Summer fling or year-round thing? In full-range mode, the sound did fatten up more. Separation took a small hit, so did micro resolution. Bass differences were primarily from losing the sub. Very much to the Trans's credit, the raw bass which these 36Hz ports can generate solo left little to be desired save for ultimate grip. I reverted to the Bakoon for a personal best-case scenario. That instantly drove up magnification power, contrast ratio and overall illumination whereby recorded reflections lit up venue space. Simon Lee's $2'500 i5 can't reach these same levels either with its 50 watts of deliberately darker transistor power. So the AMP-13 was a very unfair far costlier comparator. As a handy reality check, it simply served up proof. Relative to close-mic'd bite, sibilants, overtone halos and the difference delta between sounds and silence—call it frisson or immediacy—the tubes took virtual steps away from the mic. That mellowed such proximity effects. This had been so already for high-pass mode but not to the same extent. If you prioritize textural gloss, lit-up spaciousness, harmonic sprays and such, running the Vanderveen normal will incite Vanderlust to elsewhere; if you know the difference from something that elevates these aspects to another level.
So to whom will the Trans-SE10 appeal? First off, it's a kit. Hello kit builders. Within their ranks, it should attract those who dislike Dennis Had-style 'deep triode' machines and their intense saturation but lazy timing and gooey THD soup. It's for those who like fine transistor sound but have a preference for different means. On 11.5.21, CNN published a Brad Lendon article titled "The Broker, The Astronaut and The Vampire". It's about avid aficionados who, under colorful pseudonyms, scour the globe for antique Soviet time pieces. Like all watch collectors, ultimate precision isn't their thing. That's for smartphones with satellite uplinks to atomic clocks. For watch collectors, the means are more important and routinely include so-called complications. For this particular group, it's also a tacit connection to a bygone era.
I see parallels with the Vanderveen/tentlabs amp. There's a colorful pseudonym in Trans to span the gamut from transgression to transfiguration. There are tubes which link to another era. There's a sonic profile achievable with less complications aka tube aging/replacement to delight in contrarious means. A Trans shopper views transistors like smartphones; too ordinary to be worthy of real affection. Likewise for generic tube sound (whatever that might be). It'd be too mundane, fuzzy and colored. In general terms, the Trans should appeal to prospective Linear Tube Audio shoppers who'd actually prefer a slightly darker/mellower take on the David Berning aesthetic.
The big difference is that the innards of Berning amps are much too complicated for kit builders.
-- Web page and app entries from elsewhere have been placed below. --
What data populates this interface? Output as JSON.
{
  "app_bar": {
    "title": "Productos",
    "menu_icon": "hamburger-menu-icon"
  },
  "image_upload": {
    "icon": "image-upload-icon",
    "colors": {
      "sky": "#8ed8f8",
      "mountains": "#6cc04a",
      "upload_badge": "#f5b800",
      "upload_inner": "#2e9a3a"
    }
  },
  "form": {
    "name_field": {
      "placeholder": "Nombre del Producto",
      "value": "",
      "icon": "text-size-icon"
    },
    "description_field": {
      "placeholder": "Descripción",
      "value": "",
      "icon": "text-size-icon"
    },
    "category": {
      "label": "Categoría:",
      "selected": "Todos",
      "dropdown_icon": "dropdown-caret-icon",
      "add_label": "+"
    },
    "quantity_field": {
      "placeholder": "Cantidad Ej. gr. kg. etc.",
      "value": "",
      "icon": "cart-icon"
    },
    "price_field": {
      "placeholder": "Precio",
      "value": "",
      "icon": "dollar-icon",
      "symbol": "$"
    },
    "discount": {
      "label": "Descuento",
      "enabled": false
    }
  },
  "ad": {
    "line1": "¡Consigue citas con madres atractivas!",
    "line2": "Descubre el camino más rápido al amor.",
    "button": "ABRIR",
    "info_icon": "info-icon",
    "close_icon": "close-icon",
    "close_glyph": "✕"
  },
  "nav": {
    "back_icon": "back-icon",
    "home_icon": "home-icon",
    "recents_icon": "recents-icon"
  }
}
Many would-be manufacturers couldn't take them on until LTA were granted the license. We're back at a quite different valve amp that can be assembled at home, costs less than a week-long vacation in a domestic B&B with nice meals on the town then behaves far more controlled and capable than the power rating would suggest. It drives no exotic glass that would be costly to maintain. On top of that it can roll with 6550, KT88, KT90, KT120 and KT150. Being a clearly different circuit than yet another classic SET, it's actually surprising that its creators opted to sneak it onto the scene in this underground fashion. Loaded into a posher chassis à la Yamamoto, adding remote control then high-street cred, this amp could sell for €5'000 and remain competitive. But it sells for 1'678.
Added up, the current kit iteration really is quite the vanderful little thing.
Is it a harbinger of bigger Transmatters to come? Time should tell…
Manufacturer's response: Dear Srajan, I was very happy with your approach to the Trans-SE10. You did it in total freedom, with all pluses and minuses in your observations and experiments. For me this was important because I have abundant measurement results and knowledge of the SE10. Every time you came with an observation, I checked and compared it to my measurement results. You deserve my compliments for very good observing, in total agreement with my knowledge and findings!!! So please continue on your trail. You are doing interesting and reliable observations. You close your article with a glimpse into the future. The SE10 concept was born around 2014. Meanwhile I continued experimentation and now am at the powerful level of the Trans-PP80 (80-watt push/pull) where the major restrictions of the small SE10 concept are solved. I plan to discuss with Guido if and how we can proceed on this trail. But you know it already: it will take time. Again, many thanks for your good work, please accept my compliments. Kind regards, Menno van der Veen